Ancestral state reconstruction of selfing (left) and monoecy (right). Left, the evolution of outcrossing (black) and selfing (green). Right, the evolution of dioecy (black, for this analysis, outcrossing heterothallic species were treated as dioecious) and monoecy (blue).

Hanschen ER, Herron MD, Wiens JJ, Nozaki H, Michod RE. 2017. Repeated evolution and reversibility of self-fertilization in the volvocine green algae. Evolution (pdf)


The Herron Lab at Georgia Tech studies various aspects of the evolutionary origins of multicellularity through a combination of experimental, theoretical, and comparative approaches.
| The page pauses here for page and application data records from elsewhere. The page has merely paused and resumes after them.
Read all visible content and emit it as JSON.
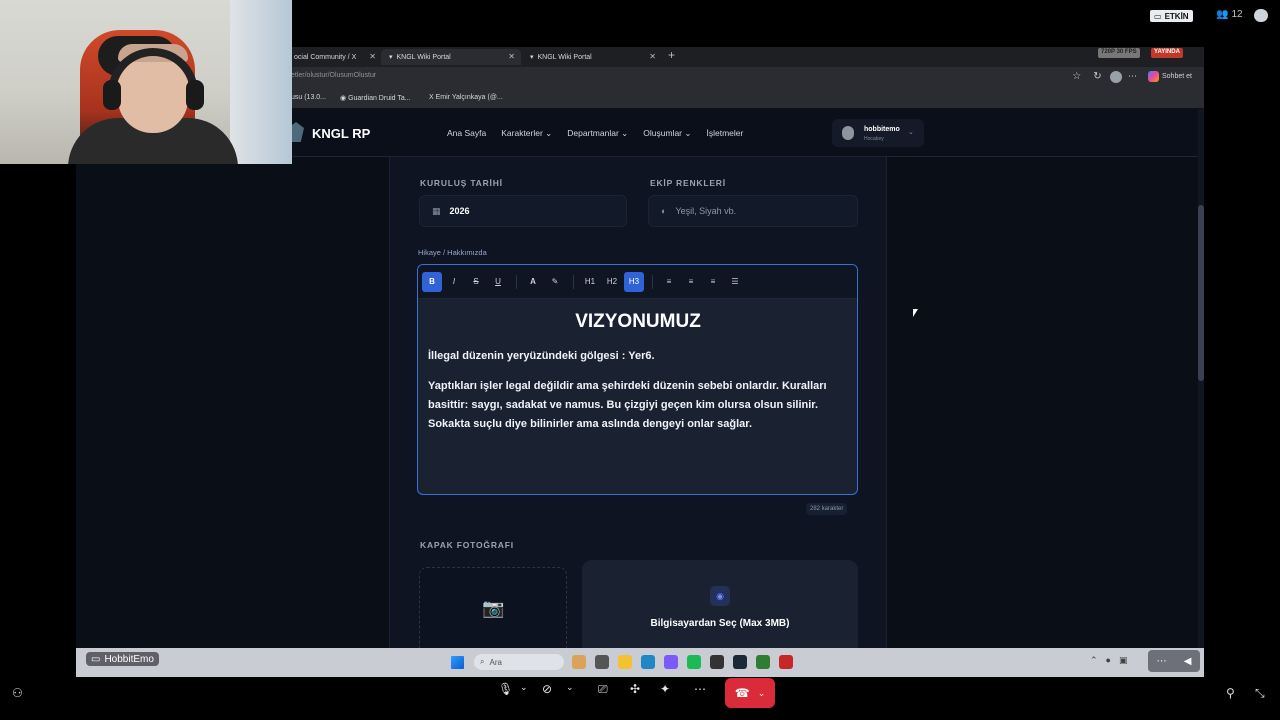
{
  "discord": {
    "live_label": "ETKİN",
    "viewer_count": "12",
    "streamer_name": "HobbitEmo"
  },
  "browser": {
    "tabs": [
      {
        "title": "ocial Community / X"
      },
      {
        "title": "KNGL Wiki Portal"
      },
      {
        "title": "KNGL Wiki Portal"
      }
    ],
    "url": "etler/olustur/OlusumOlustur",
    "stream_quality": "720P 30 FPS",
    "live_badge": "YAYINDA",
    "chat_label": "Sohbet et",
    "bookmarks": [
      "usu (13.0...",
      "Guardian Druid Ta...",
      "Emir Yalçınkaya (@..."
    ]
  },
  "site": {
    "logo": "KNGL RP",
    "nav": [
      "Ana Sayfa",
      "Karakterler",
      "Departmanlar",
      "Oluşumlar",
      "İşletmeler"
    ],
    "user_name": "hobbitemo",
    "user_role": "Hocabey"
  },
  "form": {
    "founding_label": "KURULUŞ TARİHİ",
    "founding_value": "2026",
    "colors_label": "EKİP RENKLERİ",
    "colors_placeholder": "Yeşil, Siyah vb.",
    "story_label": "Hikaye / Hakkımızda",
    "editor_heading": "VIZYONUMUZ",
    "editor_line1": "İllegal düzenin yeryüzündeki gölgesi : Yer6.",
    "editor_line2": " Yaptıkları işler legal değildir ama şehirdeki düzenin sebebi onlardır. Kuralları basittir: saygı, sadakat ve namus. Bu çizgiyi geçen kim olursa olsun silinir. Sokakta suçlu diye bilinirler ama aslında dengeyi onlar sağlar.",
    "char_count": "282 karakter",
    "cover_label": "KAPAK FOTOĞRAFI",
    "upload_label": "Bilgisayardan Seç (Max 3MB)"
  },
  "toolbar": [
    "B",
    "I",
    "S",
    "U",
    "A",
    "H1",
    "H2",
    "H3"
  ],
  "taskbar": {
    "search_placeholder": "Ara"
  }
}
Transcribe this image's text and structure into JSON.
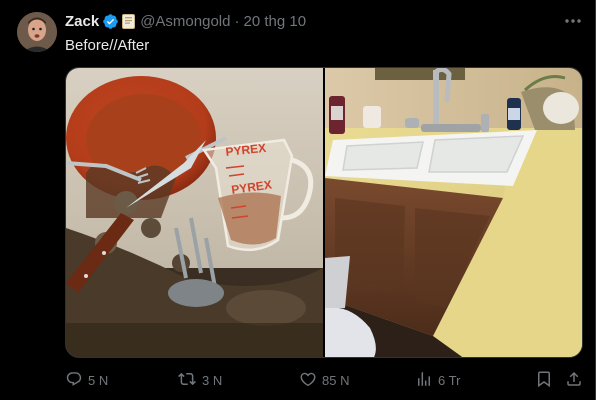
{
  "tweet": {
    "author_name": "Zack",
    "handle": "@Asmongold",
    "separator": "·",
    "date": "20 thg 10",
    "text": "Before//After"
  },
  "images": {
    "before": {
      "watermark": "PYREX"
    },
    "after": {}
  },
  "stats": {
    "replies": "5 N",
    "retweets": "3 N",
    "likes": "85 N",
    "views": "6 Tr"
  },
  "icons": {
    "verified": "verified-badge-icon",
    "affiliate": "affiliate-badge-icon",
    "more": "more-icon",
    "reply": "reply-icon",
    "retweet": "retweet-icon",
    "like": "like-icon",
    "views": "views-icon",
    "bookmark": "bookmark-icon",
    "share": "share-icon"
  },
  "colors": {
    "background": "#000000",
    "text_primary": "#e7e9ea",
    "text_secondary": "#71767b",
    "verified_blue": "#1d9bf0"
  }
}
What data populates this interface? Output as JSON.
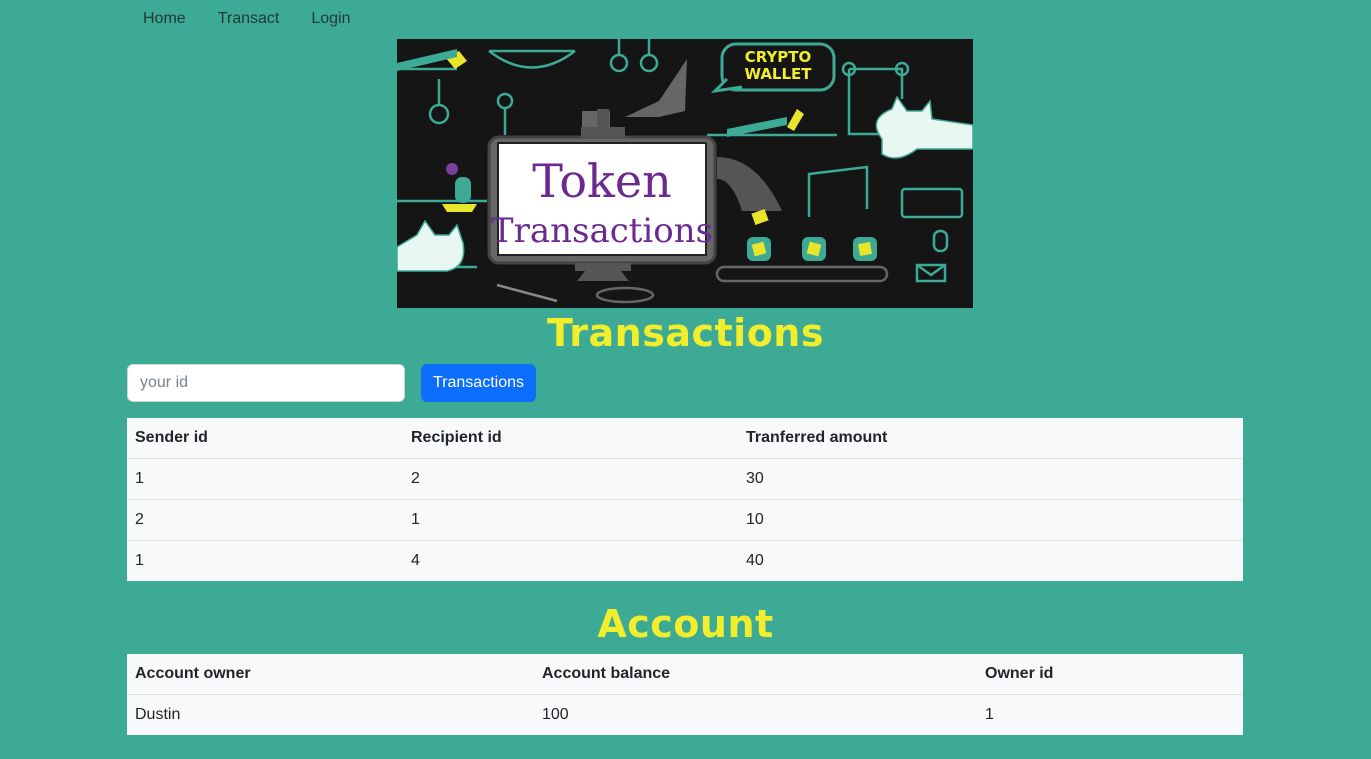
{
  "nav": {
    "items": [
      "Home",
      "Transact",
      "Login"
    ]
  },
  "banner": {
    "title_line1": "Token",
    "title_line2": "Transactions",
    "bubble_line1": "CRYPTO",
    "bubble_line2": "WALLET"
  },
  "transactions": {
    "heading": "Transactions",
    "search_placeholder": "your id",
    "search_value": "",
    "button_label": "Transactions",
    "columns": [
      "Sender id",
      "Recipient id",
      "Tranferred amount"
    ],
    "rows": [
      [
        "1",
        "2",
        "30"
      ],
      [
        "2",
        "1",
        "10"
      ],
      [
        "1",
        "4",
        "40"
      ]
    ]
  },
  "account": {
    "heading": "Account",
    "columns": [
      "Account owner",
      "Account balance",
      "Owner id"
    ],
    "rows": [
      [
        "Dustin",
        "100",
        "1"
      ]
    ]
  },
  "colors": {
    "background": "#3daa95",
    "heading_yellow": "#f2ee2b",
    "button_blue": "#0d6efd",
    "banner_purple": "#6a2a8f"
  }
}
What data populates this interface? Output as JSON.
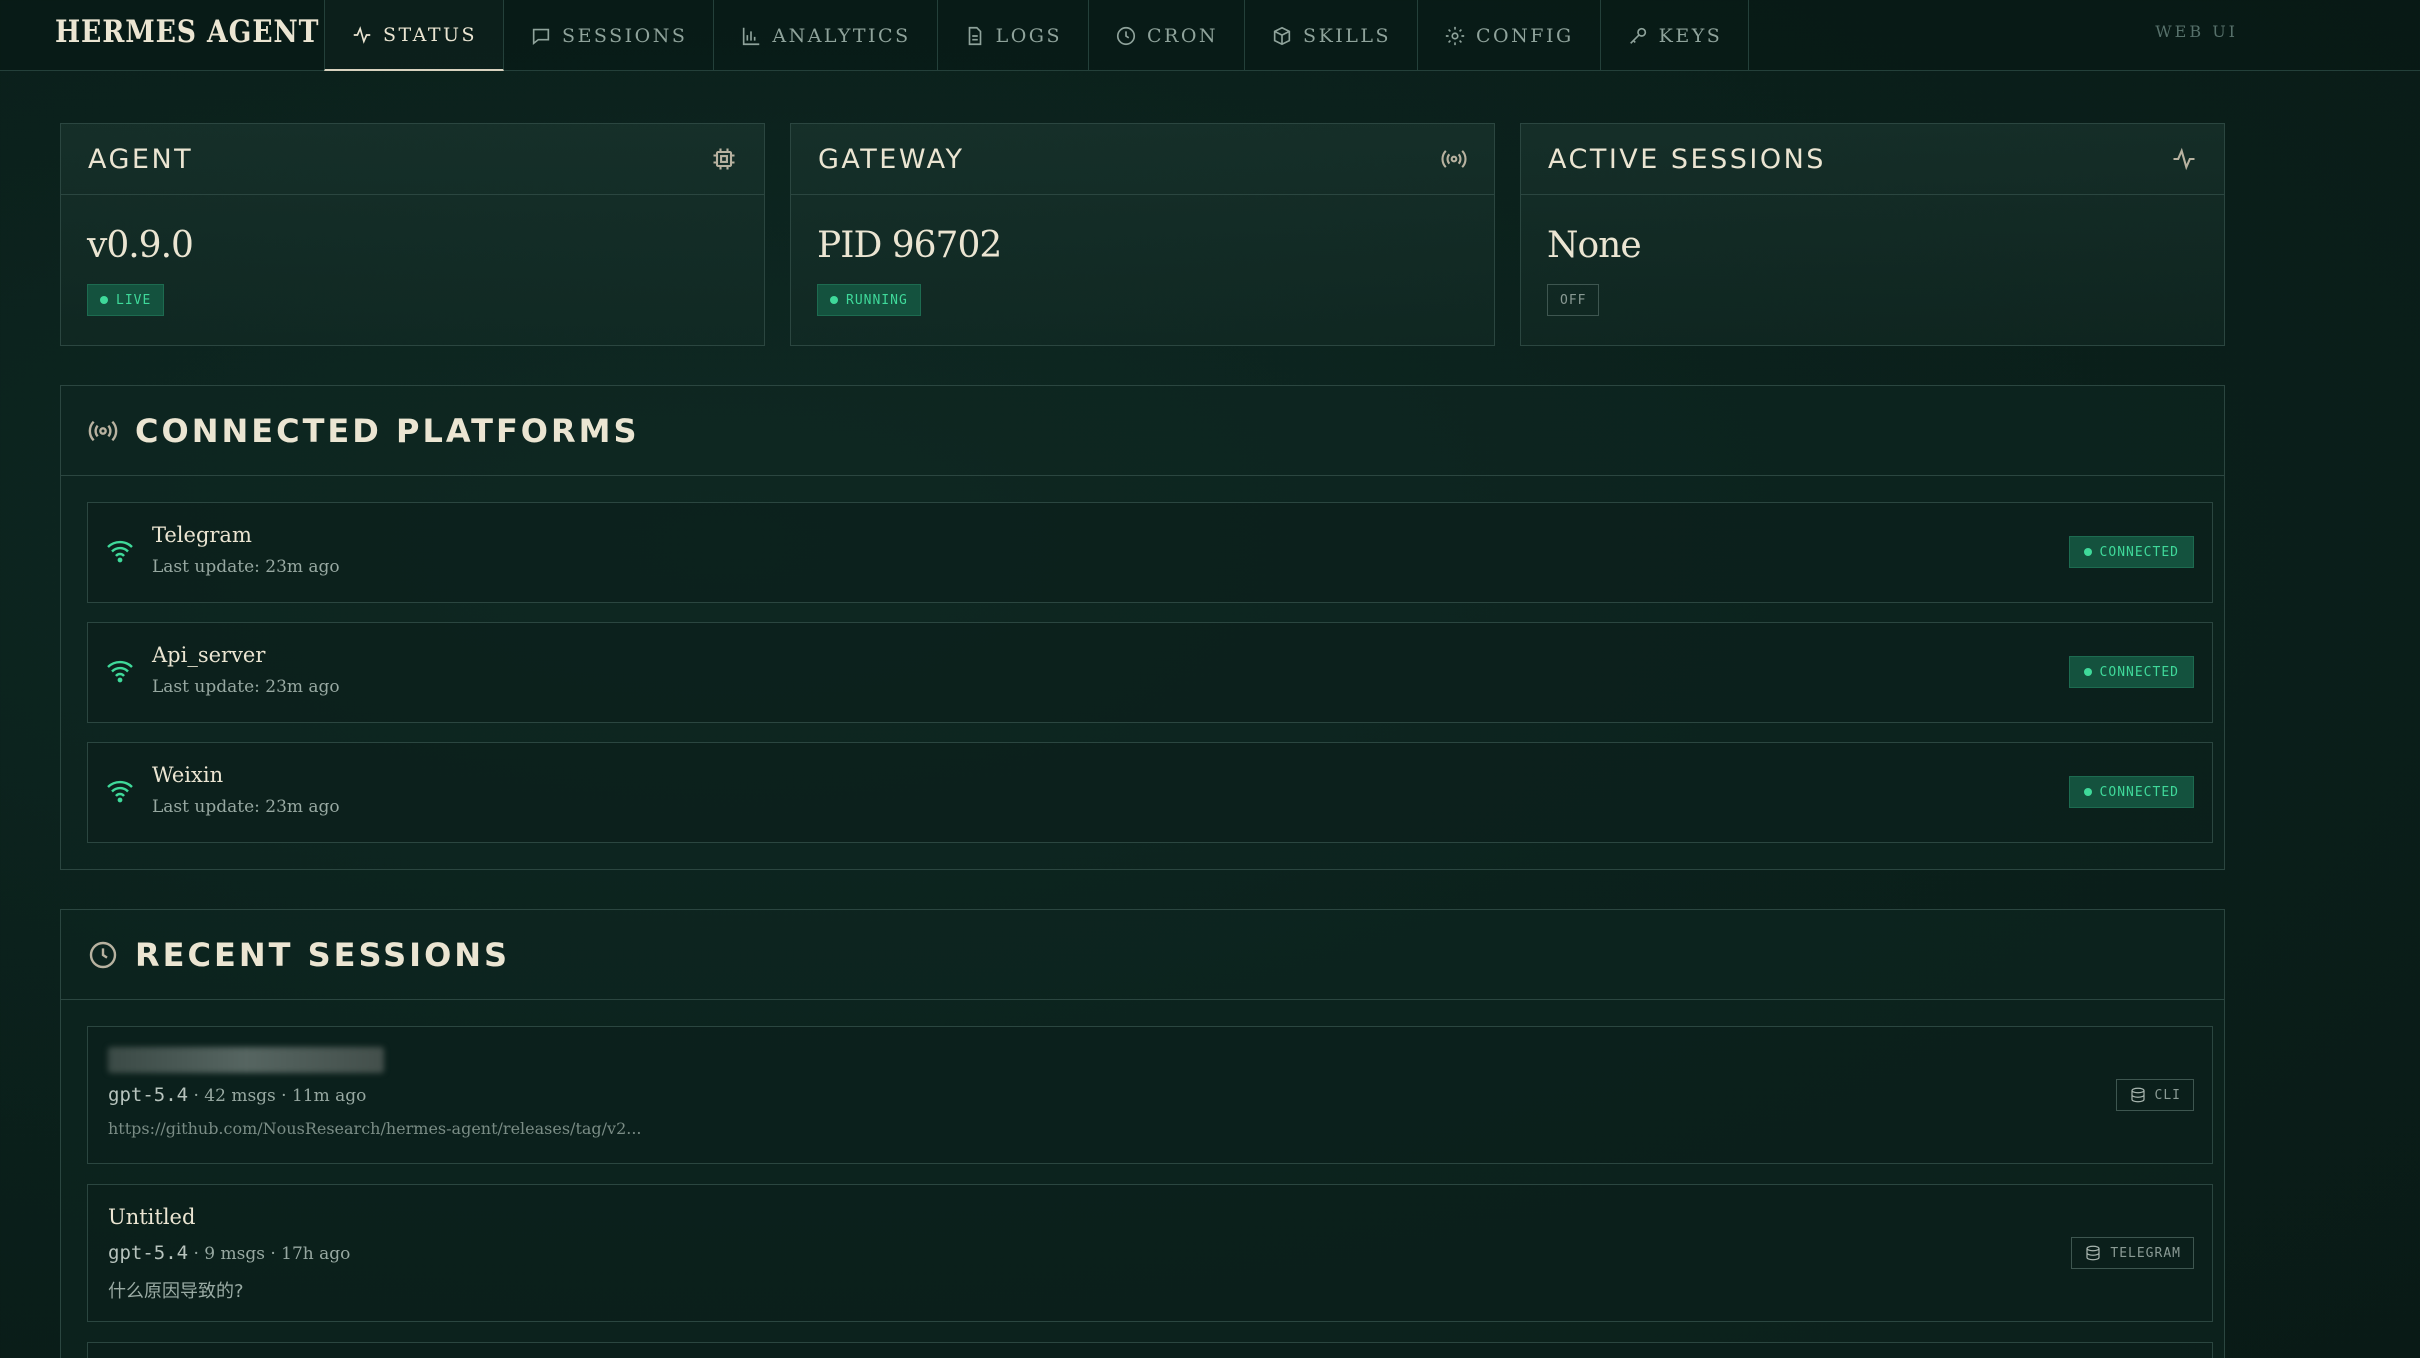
{
  "brand": "HERMES AGENT",
  "nav": {
    "tabs": [
      {
        "label": "STATUS",
        "icon": "activity-icon",
        "active": true
      },
      {
        "label": "SESSIONS",
        "icon": "chat-icon"
      },
      {
        "label": "ANALYTICS",
        "icon": "bar-chart-icon"
      },
      {
        "label": "LOGS",
        "icon": "file-icon"
      },
      {
        "label": "CRON",
        "icon": "clock-icon"
      },
      {
        "label": "SKILLS",
        "icon": "package-icon"
      },
      {
        "label": "CONFIG",
        "icon": "gear-icon"
      },
      {
        "label": "KEYS",
        "icon": "key-icon"
      }
    ],
    "right_label": "WEB UI"
  },
  "cards": {
    "agent": {
      "title": "AGENT",
      "value": "v0.9.0",
      "badge": "LIVE"
    },
    "gateway": {
      "title": "GATEWAY",
      "value": "PID 96702",
      "badge": "RUNNING"
    },
    "active_sessions": {
      "title": "ACTIVE SESSIONS",
      "value": "None",
      "badge": "OFF"
    }
  },
  "platforms": {
    "title": "CONNECTED PLATFORMS",
    "items": [
      {
        "name": "Telegram",
        "sub": "Last update: 23m ago",
        "status": "CONNECTED"
      },
      {
        "name": "Api_server",
        "sub": "Last update: 23m ago",
        "status": "CONNECTED"
      },
      {
        "name": "Weixin",
        "sub": "Last update: 23m ago",
        "status": "CONNECTED"
      }
    ]
  },
  "sessions": {
    "title": "RECENT SESSIONS",
    "items": [
      {
        "title": "",
        "model": "gpt-5.4",
        "meta": " · 42 msgs · 11m ago",
        "preview": "https://github.com/NousResearch/hermes-agent/releases/tag/v2...",
        "source": "CLI"
      },
      {
        "title": "Untitled",
        "model": "gpt-5.4",
        "meta": " · 9 msgs · 17h ago",
        "preview": "什么原因导致的?",
        "source": "TELEGRAM"
      }
    ]
  },
  "colors": {
    "accent": "#3fd99a",
    "background": "#0b211c",
    "text": "#ebe5d2"
  }
}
Our main model systems are the volvocine algae (Volvox and kin) and their close unicellular relative, Chlamydomonas reinhardtii.